• [Task prompt] The records are to be copied exactly and in full.

---

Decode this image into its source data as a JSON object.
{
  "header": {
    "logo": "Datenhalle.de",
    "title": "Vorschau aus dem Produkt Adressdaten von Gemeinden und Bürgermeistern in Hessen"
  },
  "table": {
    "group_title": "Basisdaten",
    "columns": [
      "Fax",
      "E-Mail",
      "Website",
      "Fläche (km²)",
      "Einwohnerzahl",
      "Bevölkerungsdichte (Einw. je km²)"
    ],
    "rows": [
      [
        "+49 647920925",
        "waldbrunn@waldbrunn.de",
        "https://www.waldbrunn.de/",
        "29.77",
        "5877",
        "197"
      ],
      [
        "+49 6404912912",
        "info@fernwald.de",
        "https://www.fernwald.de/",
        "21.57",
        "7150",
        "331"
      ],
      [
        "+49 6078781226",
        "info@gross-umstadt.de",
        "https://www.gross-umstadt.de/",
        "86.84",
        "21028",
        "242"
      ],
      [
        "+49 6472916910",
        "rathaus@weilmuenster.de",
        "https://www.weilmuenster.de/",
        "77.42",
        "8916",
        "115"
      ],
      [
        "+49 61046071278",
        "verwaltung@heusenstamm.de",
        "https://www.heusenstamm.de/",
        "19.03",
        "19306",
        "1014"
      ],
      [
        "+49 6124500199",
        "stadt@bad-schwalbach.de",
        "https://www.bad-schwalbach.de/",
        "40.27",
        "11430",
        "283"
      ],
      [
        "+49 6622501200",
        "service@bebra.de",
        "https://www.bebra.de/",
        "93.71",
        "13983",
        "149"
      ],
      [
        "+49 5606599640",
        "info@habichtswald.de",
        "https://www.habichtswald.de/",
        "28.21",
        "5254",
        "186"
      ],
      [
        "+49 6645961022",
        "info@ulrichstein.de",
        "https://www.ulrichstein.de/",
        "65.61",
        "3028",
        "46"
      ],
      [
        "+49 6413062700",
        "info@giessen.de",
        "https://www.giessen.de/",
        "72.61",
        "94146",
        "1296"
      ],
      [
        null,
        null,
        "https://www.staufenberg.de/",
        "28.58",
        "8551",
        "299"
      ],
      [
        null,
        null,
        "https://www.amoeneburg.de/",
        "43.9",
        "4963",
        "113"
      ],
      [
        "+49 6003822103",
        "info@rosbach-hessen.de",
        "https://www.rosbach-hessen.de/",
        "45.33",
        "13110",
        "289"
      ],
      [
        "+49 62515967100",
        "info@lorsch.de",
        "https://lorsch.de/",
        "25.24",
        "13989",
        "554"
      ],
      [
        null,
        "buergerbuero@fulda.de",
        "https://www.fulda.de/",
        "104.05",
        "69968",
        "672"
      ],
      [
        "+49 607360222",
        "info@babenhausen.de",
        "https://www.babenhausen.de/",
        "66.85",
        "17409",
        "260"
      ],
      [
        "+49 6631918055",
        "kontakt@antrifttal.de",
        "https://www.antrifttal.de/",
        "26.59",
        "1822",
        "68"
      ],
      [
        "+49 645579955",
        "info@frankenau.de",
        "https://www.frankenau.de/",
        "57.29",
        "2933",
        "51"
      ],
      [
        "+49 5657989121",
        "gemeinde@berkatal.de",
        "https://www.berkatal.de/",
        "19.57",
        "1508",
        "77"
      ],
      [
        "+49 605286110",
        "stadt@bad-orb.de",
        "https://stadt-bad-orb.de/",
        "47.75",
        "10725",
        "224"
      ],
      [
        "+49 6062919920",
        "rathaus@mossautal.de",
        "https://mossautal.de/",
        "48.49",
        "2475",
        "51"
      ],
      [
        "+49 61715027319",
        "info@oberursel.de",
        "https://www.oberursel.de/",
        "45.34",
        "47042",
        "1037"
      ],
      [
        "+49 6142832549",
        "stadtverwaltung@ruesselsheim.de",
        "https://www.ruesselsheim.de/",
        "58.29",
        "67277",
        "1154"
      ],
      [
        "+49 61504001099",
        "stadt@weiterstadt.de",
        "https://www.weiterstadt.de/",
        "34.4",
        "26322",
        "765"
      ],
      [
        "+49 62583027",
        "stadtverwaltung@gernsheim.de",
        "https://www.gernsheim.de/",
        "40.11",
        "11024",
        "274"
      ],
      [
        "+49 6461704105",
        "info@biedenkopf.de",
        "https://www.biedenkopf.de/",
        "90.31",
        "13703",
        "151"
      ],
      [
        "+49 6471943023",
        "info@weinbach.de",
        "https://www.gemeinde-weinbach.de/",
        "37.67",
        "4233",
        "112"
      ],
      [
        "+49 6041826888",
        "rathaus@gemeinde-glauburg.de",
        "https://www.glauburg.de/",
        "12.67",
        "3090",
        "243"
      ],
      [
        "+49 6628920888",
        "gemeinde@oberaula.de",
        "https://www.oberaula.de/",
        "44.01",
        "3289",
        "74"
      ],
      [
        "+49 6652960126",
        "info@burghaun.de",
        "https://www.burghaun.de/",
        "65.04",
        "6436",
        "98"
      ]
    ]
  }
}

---

• [Task solution]
Decode this image into its source data as a JSON object.
{
  "header": {
    "logo": "Datenhalle.de",
    "title": "Vorschau aus dem Produkt Adressdaten von Gemeinden und Bürgermeistern in Hessen"
  },
  "table": {
    "group_title": "Basisdaten",
    "columns": [
      "Fax",
      "E-Mail",
      "Website",
      "Fläche (km²)",
      "Einwohnerzahl",
      "Bevölkerungsdichte (Einw. je km²)"
    ],
    "rows": [
      [
        "+49 647920925",
        "waldbrunn@waldbrunn.de",
        "https://www.waldbrunn.de/",
        "29.77",
        "5877",
        "197"
      ],
      [
        "+49 6404912912",
        "info@fernwald.de",
        "https://www.fernwald.de/",
        "21.57",
        "7150",
        "331"
      ],
      [
        "+49 6078781226",
        "info@gross-umstadt.de",
        "https://www.gross-umstadt.de/",
        "86.84",
        "21028",
        "242"
      ],
      [
        "+49 6472916910",
        "rathaus@weilmuenster.de",
        "https://www.weilmuenster.de/",
        "77.42",
        "8916",
        "115"
      ],
      [
        "+49 61046071278",
        "verwaltung@heusenstamm.de",
        "https://www.heusenstamm.de/",
        "19.03",
        "19306",
        "1014"
      ],
      [
        "+49 6124500199",
        "stadt@bad-schwalbach.de",
        "https://www.bad-schwalbach.de/",
        "40.27",
        "11430",
        "283"
      ],
      [
        "+49 6622501200",
        "service@bebra.de",
        "https://www.bebra.de/",
        "93.71",
        "13983",
        "149"
      ],
      [
        "+49 5606599640",
        "info@habichtswald.de",
        "https://www.habichtswald.de/",
        "28.21",
        "5254",
        "186"
      ],
      [
        "+49 6645961022",
        "info@ulrichstein.de",
        "https://www.ulrichstein.de/",
        "65.61",
        "3028",
        "46"
      ],
      [
        "+49 6413062700",
        "info@giessen.de",
        "https://www.giessen.de/",
        "72.61",
        "94146",
        "1296"
      ],
      [
        null,
        null,
        "https://www.staufenberg.de/",
        "28.58",
        "8551",
        "299"
      ],
      [
        null,
        null,
        "https://www.amoeneburg.de/",
        "43.9",
        "4963",
        "113"
      ],
      [
        "+49 6003822103",
        "info@rosbach-hessen.de",
        "https://www.rosbach-hessen.de/",
        "45.33",
        "13110",
        "289"
      ],
      [
        "+49 62515967100",
        "info@lorsch.de",
        "https://lorsch.de/",
        "25.24",
        "13989",
        "554"
      ],
      [
        null,
        "buergerbuero@fulda.de",
        "https://www.fulda.de/",
        "104.05",
        "69968",
        "672"
      ],
      [
        "+49 607360222",
        "info@babenhausen.de",
        "https://www.babenhausen.de/",
        "66.85",
        "17409",
        "260"
      ],
      [
        "+49 6631918055",
        "kontakt@antrifttal.de",
        "https://www.antrifttal.de/",
        "26.59",
        "1822",
        "68"
      ],
      [
        "+49 645579955",
        "info@frankenau.de",
        "https://www.frankenau.de/",
        "57.29",
        "2933",
        "51"
      ],
      [
        "+49 5657989121",
        "gemeinde@berkatal.de",
        "https://www.berkatal.de/",
        "19.57",
        "1508",
        "77"
      ],
      [
        "+49 605286110",
        "stadt@bad-orb.de",
        "https://stadt-bad-orb.de/",
        "47.75",
        "10725",
        "224"
      ],
      [
        "+49 6062919920",
        "rathaus@mossautal.de",
        "https://mossautal.de/",
        "48.49",
        "2475",
        "51"
      ],
      [
        "+49 61715027319",
        "info@oberursel.de",
        "https://www.oberursel.de/",
        "45.34",
        "47042",
        "1037"
      ],
      [
        "+49 6142832549",
        "stadtverwaltung@ruesselsheim.de",
        "https://www.ruesselsheim.de/",
        "58.29",
        "67277",
        "1154"
      ],
      [
        "+49 61504001099",
        "stadt@weiterstadt.de",
        "https://www.weiterstadt.de/",
        "34.4",
        "26322",
        "765"
      ],
      [
        "+49 62583027",
        "stadtverwaltung@gernsheim.de",
        "https://www.gernsheim.de/",
        "40.11",
        "11024",
        "274"
      ],
      [
        "+49 6461704105",
        "info@biedenkopf.de",
        "https://www.biedenkopf.de/",
        "90.31",
        "13703",
        "151"
      ],
      [
        "+49 6471943023",
        "info@weinbach.de",
        "https://www.gemeinde-weinbach.de/",
        "37.67",
        "4233",
        "112"
      ],
      [
        "+49 6041826888",
        "rathaus@gemeinde-glauburg.de",
        "https://www.glauburg.de/",
        "12.67",
        "3090",
        "243"
      ],
      [
        "+49 6628920888",
        "gemeinde@oberaula.de",
        "https://www.oberaula.de/",
        "44.01",
        "3289",
        "74"
      ],
      [
        "+49 6652960126",
        "info@burghaun.de",
        "https://www.burghaun.de/",
        "65.04",
        "6436",
        "98"
      ]
    ]
  }
}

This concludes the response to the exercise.